And Now a Word from (One of) Your Customers…
I wrote my first software program (a Star Trek parody game) in 1975. I began my professional software career in 1980 and have been a developer or project coach for 40 years. I grew up in this industry. I know it is challenging, and I appreciate the pressure to distinguish products in the market by adding features, improving the interface, and making periodic refreshes to keep them “sexy.”
Five years ago, I changed my process for coaching engagements. For the prior 25 years, I kept a manila folder for each person I was coaching in my bag. I took notes during our conversations and put them in the folder in reverse date order—most recent on top. A sharp young developer observed what I was doing and said very patiently, “I’m surprised you are still using paper.”
He pointed me to an application, which I will not name—this is not a commercial or a vendetta, that would allow me to take notes on a laptop or iPad and sync across all my devices while providing a backup. It was a great nudge. I’ve used that application ever since and have loved it…until about six months ago. The vendor added new search features and a bunch of other swoopy stuff that I don’t use, and the application started behaving badly.
The initial selling point for me on this app was how quickly I could start it and get to where I needed to be so I could take notes while I talked with clients. It was frictionless. I don’t use this app because it is fun, it is a tool that supports my professional work. Suddenly—clearly the wrong word to start this sentence—the app started taking measurable amounts of time to load. Only 10 or 15 seconds, but it was just enough to be annoying. Sometimes when it would load, it would show the history of the client as empty. With a degree in computer science and 40 years experience, I knew to try killing the app and restarting it, which usually resolved the problem—annoying and time-consuming, but whatever.
Recently they updated the app’s graphical user interface. Today, it crashed in the middle of taking notes. People pay me non-trivial sums of money to help them with software project management issues. It is frustrating and unprofessional when I have to stop in the middle of a conversation because my stupid note-taking app has crashed.
This essay is a plea to my software development friends—particularly those in a product owner role. I know some of the product “enhancements” that the nice folks in marketing want to implement are not your ideas. The argument is that they are needed to build or sustain market share, respond to cool features offered by competitors, refresh the look and feel, or respond to some squeaky wheel user who whined about this or that being available in other products or insisting it would be really cool if…
Please remember that you have an existing user base. If your product has been around for more than a year, many of your customers are not the result of marketing campaigns—they are the result of word-of-mouth from happy early adopters. Keep the happy early adopters happy—don’t screw them up.
- Don’t release features that break earlier functionality. This is a no-brainer that is often sacrificed because “the feature MUST be out by the end of the quarter.”

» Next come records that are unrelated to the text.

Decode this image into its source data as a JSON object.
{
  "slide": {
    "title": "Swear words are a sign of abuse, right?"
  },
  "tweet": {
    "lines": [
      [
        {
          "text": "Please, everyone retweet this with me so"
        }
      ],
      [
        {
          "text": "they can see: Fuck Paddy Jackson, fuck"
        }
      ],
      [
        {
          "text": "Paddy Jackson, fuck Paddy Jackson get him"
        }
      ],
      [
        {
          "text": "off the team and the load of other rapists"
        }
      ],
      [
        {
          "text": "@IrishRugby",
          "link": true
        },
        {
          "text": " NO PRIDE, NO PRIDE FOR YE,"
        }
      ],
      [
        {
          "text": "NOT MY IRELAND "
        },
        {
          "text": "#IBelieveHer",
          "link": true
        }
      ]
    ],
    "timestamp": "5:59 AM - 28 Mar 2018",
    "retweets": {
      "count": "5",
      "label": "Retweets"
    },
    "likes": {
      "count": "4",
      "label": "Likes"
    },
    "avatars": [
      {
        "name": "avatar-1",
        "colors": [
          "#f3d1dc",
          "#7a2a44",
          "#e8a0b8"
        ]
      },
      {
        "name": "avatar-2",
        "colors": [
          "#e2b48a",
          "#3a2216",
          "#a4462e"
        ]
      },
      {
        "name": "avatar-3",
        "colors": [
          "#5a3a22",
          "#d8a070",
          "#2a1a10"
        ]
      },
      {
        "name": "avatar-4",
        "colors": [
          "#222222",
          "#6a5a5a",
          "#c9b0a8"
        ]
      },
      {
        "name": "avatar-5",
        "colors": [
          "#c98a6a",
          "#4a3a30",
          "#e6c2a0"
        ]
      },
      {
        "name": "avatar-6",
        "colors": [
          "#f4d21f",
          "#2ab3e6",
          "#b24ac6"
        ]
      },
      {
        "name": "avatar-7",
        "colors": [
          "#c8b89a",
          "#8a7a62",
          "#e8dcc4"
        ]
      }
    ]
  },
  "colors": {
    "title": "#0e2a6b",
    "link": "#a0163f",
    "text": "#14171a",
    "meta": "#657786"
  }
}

- Be cautious of new functionality that changes the user experience. People do not want your software; they want what your software can do for them. Once they jump through the hoops to learn how to use it, they don’t want to have to relearn. I’m writing this on a word processor that I have used for over 30 years. Every five years or so they move all the controls to different menus just to keep me on my toes, and it drives me nuts. Do you know how much it costs major IT departments to update all their user training materials and to hold users’ hands every time the GUI changes?
- If your product has been around for 5+ years, backward compatibility is on you. Change your internal file formats if you must, but users should always be able to open ANY undamaged file they created with your software. It’s maddening when I try to access a file that’s 10 years old, and the software tells me “This file format is no longer supported.” I have files on my computer that are older than many of you reading this—don’t assume that I no longer need access just because I haven’t opened them in 10 years.
Software quality determines your organization’s success—I’ve recommended my cool note-taking software to several people over the past five years. I’ve been complaining loudly about the recent problems to dozens of friends and clients, and it prompted this essay. Happy people might talk about your product—grumpy people will scream about it. “We’ll fix it when it fails” or “We’ll fix that in the next release” is nonsense. Don’t ship software that isn’t ready. I didn’t sign up to be your beta tester.